In September 2018 my father and I did a road trip to Kingston to participate in the thorough 2.5hr tour of the Kingston Penitentiary Museum.  This tour is very well spoken of and we learned why.  It is very well ran and very interesting.  What helped make the tour so good was the retired staff that worked as tour guides in various areas of the prison.  To listen to them talk about first hand experiences when they were employed at the prison added an incredible amount of detail and interest to the tour.

Elements of the tour that stood out for me were:

  1. The prison is almost 200 years old
  2. The limestone walls and buildings were built by the prisoners from working local quarries back when the surrounding areas was farm land.  The prisoners literally built the walls around themselves
  3. The building of the prison took several decades
  4. How incredibly small the cells were when the prison was first built.  It wasn’t till much later that the walls between every-other cell were taken out to increase the size of a cell by a little over 2x (to be what it is today).  That allowed for a toilet to be installed and a small area to walk by the bed which also allowed the bed to be raised and a desk installed below it.
  5. That back in the 1800’s it wasn’t uncommon to torture certain prisoners (details were in the museum of the old Wardens home across the street).  It was quite clear that you did not want to go to prison back in that time because of the shoe-box size room given to you and the possibility of torture were horrible.
  6. To learn the ingenuity of those that successfully escaped
  7. The size of the prison.  As you walk around the huge buildings and learn their function, it felt like you were in a detached world that was self sufficient and quite detached from the outside.

Here is interesting info on the Kingston Penitentiary courtesy of CBC.

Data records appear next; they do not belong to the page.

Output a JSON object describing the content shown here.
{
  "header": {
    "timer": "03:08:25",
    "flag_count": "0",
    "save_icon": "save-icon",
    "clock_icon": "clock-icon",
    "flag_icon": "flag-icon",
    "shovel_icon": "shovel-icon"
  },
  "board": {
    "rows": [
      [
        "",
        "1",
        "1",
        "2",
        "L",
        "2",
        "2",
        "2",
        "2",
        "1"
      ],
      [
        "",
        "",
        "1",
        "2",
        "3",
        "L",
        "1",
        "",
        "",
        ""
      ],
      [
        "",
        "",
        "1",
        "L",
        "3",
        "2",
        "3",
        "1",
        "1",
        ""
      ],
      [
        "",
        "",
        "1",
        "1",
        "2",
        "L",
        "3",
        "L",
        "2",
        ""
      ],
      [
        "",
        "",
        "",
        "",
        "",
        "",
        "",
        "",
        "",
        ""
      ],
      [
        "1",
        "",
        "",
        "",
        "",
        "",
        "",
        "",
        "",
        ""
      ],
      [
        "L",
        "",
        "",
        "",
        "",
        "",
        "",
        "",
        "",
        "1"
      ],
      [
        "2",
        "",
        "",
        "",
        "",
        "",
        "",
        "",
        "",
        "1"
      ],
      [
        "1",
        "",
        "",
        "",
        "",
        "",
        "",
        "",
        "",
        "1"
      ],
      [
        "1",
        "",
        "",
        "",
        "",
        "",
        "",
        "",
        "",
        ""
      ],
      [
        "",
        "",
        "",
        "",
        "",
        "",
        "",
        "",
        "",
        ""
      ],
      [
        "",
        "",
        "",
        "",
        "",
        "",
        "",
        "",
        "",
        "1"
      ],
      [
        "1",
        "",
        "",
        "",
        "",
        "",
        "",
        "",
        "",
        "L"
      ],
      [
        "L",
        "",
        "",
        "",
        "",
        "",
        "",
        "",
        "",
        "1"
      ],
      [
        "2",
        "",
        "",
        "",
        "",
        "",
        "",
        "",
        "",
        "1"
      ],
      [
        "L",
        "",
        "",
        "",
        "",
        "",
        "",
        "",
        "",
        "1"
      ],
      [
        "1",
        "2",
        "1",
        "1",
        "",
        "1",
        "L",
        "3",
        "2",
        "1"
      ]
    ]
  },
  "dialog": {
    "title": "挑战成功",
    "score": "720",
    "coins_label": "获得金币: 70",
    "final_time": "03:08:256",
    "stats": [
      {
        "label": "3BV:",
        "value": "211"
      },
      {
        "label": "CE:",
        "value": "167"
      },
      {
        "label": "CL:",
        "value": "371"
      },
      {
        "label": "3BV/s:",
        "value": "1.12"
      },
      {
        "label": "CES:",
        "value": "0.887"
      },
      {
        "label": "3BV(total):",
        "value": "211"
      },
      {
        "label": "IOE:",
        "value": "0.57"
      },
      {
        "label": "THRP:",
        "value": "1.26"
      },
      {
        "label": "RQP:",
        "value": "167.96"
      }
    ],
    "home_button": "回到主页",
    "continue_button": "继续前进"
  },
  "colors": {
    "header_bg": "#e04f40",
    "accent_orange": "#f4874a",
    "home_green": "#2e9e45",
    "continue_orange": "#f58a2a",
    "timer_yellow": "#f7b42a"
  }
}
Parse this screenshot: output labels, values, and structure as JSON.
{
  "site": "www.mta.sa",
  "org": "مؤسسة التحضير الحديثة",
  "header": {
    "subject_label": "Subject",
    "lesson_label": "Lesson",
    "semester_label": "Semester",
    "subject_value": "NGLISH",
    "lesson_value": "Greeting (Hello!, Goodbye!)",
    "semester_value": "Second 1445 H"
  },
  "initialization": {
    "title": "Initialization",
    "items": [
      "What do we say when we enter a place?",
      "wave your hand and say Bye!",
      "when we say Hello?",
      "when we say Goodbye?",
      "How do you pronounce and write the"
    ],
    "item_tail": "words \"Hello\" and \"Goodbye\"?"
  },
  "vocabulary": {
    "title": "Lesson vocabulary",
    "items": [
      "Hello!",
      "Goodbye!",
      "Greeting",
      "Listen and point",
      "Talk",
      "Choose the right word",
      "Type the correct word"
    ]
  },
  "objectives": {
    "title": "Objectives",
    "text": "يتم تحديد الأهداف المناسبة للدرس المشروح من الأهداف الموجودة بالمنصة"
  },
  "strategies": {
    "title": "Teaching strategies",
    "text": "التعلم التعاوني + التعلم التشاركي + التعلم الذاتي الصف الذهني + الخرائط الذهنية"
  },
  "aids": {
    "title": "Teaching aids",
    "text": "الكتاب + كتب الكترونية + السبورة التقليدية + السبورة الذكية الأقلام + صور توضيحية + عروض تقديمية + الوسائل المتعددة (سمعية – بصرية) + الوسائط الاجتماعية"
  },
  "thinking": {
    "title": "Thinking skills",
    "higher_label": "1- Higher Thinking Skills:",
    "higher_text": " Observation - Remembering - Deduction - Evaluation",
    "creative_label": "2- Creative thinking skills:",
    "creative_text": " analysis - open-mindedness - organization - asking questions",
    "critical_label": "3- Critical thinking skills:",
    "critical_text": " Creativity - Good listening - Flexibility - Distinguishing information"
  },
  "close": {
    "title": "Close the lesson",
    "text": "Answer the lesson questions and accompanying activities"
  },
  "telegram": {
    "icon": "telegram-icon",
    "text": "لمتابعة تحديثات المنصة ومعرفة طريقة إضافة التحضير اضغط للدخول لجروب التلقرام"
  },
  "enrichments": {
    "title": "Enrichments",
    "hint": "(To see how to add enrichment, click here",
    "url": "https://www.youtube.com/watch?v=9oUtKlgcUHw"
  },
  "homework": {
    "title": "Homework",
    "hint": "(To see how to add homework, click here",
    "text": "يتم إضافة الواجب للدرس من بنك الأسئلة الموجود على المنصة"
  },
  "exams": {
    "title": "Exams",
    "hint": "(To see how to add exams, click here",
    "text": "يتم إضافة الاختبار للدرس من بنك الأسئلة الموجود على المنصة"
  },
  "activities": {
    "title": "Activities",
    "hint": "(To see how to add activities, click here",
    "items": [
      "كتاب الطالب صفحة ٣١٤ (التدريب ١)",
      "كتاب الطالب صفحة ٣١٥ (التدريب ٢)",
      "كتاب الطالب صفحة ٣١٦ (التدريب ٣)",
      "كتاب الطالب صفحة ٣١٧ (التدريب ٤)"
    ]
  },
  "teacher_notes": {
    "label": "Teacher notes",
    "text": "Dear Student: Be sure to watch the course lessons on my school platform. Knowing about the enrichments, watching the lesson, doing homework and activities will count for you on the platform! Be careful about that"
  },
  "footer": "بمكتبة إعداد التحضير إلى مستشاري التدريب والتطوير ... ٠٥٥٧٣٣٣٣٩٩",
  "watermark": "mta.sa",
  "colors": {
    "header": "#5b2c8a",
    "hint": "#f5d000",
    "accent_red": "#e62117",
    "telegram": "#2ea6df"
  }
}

All photography was done with the Fuji XT2 and their 10-24mm F4 lens.  All B&W photos is the Acros + R film simulation.  +1 highlights and +1 shadows.  Some images have a bit of Clarity boost in Lightroom.  Otherwise they are JPGS out of camera.  The colour images are the default Velvia film simulation.